- Work to complete
Please copy each line of the records below that includes the word "Cookie".

[Opening Provided records section]

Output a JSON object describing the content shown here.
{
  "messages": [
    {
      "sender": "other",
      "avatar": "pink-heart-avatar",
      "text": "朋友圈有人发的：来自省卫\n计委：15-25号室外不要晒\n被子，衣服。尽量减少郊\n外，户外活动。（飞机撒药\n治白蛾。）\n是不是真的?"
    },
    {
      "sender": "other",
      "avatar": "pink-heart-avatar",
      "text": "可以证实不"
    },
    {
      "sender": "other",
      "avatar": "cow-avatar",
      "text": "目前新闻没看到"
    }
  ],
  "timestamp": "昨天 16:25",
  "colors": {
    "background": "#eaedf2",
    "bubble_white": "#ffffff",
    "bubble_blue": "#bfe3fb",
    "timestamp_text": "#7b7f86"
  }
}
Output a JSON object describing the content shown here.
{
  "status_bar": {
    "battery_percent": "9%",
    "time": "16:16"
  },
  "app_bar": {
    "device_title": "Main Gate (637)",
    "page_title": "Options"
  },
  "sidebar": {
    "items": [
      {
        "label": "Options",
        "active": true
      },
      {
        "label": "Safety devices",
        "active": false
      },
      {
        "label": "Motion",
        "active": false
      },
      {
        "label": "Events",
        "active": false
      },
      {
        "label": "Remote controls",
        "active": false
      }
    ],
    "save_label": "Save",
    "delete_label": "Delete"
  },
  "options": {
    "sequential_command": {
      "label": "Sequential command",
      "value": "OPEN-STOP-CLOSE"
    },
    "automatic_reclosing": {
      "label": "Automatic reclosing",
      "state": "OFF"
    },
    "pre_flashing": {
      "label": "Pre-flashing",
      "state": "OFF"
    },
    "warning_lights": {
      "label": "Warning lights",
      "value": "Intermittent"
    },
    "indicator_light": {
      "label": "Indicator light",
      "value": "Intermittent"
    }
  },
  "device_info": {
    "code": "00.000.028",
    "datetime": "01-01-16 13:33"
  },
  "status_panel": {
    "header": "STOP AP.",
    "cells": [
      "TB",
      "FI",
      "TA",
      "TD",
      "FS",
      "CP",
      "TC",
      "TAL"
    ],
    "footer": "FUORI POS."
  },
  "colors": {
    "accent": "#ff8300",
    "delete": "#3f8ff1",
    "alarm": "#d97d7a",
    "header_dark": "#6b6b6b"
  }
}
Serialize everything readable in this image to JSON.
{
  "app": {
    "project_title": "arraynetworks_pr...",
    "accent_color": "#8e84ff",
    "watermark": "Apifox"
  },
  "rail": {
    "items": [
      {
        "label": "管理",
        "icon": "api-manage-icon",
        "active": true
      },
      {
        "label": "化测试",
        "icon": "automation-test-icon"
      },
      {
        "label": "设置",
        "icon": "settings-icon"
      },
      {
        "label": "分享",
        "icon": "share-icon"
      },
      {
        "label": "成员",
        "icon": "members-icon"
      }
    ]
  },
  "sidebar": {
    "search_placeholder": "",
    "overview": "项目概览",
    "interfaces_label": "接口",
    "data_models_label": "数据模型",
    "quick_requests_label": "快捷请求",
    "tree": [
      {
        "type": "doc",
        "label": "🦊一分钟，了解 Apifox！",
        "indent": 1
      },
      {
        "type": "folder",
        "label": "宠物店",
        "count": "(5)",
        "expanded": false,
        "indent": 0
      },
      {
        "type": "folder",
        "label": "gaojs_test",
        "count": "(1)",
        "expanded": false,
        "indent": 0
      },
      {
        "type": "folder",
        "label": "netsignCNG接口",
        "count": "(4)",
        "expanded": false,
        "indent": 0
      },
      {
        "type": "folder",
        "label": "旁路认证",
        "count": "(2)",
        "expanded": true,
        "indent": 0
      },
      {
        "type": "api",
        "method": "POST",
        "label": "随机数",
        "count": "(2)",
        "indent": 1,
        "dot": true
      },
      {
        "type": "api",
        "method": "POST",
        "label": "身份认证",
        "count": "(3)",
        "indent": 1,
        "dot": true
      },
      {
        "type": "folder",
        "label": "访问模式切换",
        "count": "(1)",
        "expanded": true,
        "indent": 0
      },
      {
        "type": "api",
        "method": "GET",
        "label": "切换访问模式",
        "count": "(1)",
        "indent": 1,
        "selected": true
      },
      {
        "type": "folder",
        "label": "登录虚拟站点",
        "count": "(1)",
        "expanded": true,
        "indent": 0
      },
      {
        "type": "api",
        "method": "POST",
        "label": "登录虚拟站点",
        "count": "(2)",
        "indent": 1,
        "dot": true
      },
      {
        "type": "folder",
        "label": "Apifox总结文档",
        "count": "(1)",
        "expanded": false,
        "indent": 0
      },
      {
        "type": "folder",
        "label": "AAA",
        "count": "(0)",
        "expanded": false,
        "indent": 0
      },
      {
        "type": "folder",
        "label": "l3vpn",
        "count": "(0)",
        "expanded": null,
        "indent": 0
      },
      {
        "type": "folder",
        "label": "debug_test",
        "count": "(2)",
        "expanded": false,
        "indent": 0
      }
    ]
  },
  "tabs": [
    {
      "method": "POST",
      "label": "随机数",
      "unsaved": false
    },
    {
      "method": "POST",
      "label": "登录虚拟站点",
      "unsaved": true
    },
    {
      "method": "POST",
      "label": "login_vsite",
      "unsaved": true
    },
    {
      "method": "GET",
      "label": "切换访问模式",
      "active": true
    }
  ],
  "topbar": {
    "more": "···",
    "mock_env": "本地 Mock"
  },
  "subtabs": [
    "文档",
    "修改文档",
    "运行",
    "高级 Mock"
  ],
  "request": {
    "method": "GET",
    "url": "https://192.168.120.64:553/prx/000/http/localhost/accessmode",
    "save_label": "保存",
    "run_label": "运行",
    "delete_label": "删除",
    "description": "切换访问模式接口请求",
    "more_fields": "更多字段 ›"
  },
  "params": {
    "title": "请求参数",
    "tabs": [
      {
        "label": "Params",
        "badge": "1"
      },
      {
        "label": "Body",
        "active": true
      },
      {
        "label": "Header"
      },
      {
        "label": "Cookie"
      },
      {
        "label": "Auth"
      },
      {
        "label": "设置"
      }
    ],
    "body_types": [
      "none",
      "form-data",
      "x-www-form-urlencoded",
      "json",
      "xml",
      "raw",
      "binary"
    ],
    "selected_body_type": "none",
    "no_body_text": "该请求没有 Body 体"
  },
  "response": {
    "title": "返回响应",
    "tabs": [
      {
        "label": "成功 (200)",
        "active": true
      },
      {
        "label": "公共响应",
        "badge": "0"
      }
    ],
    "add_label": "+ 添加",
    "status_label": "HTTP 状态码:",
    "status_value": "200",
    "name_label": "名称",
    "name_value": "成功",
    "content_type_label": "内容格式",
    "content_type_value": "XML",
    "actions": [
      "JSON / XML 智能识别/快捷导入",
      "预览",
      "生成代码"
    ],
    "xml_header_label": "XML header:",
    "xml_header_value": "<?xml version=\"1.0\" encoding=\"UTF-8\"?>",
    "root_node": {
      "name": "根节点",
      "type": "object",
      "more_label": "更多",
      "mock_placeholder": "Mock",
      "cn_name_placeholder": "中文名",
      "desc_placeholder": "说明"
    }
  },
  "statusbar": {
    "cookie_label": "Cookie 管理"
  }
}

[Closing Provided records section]

- Worked solution
        "label": "Cookie"
    "cookie_label": "Cookie 管理"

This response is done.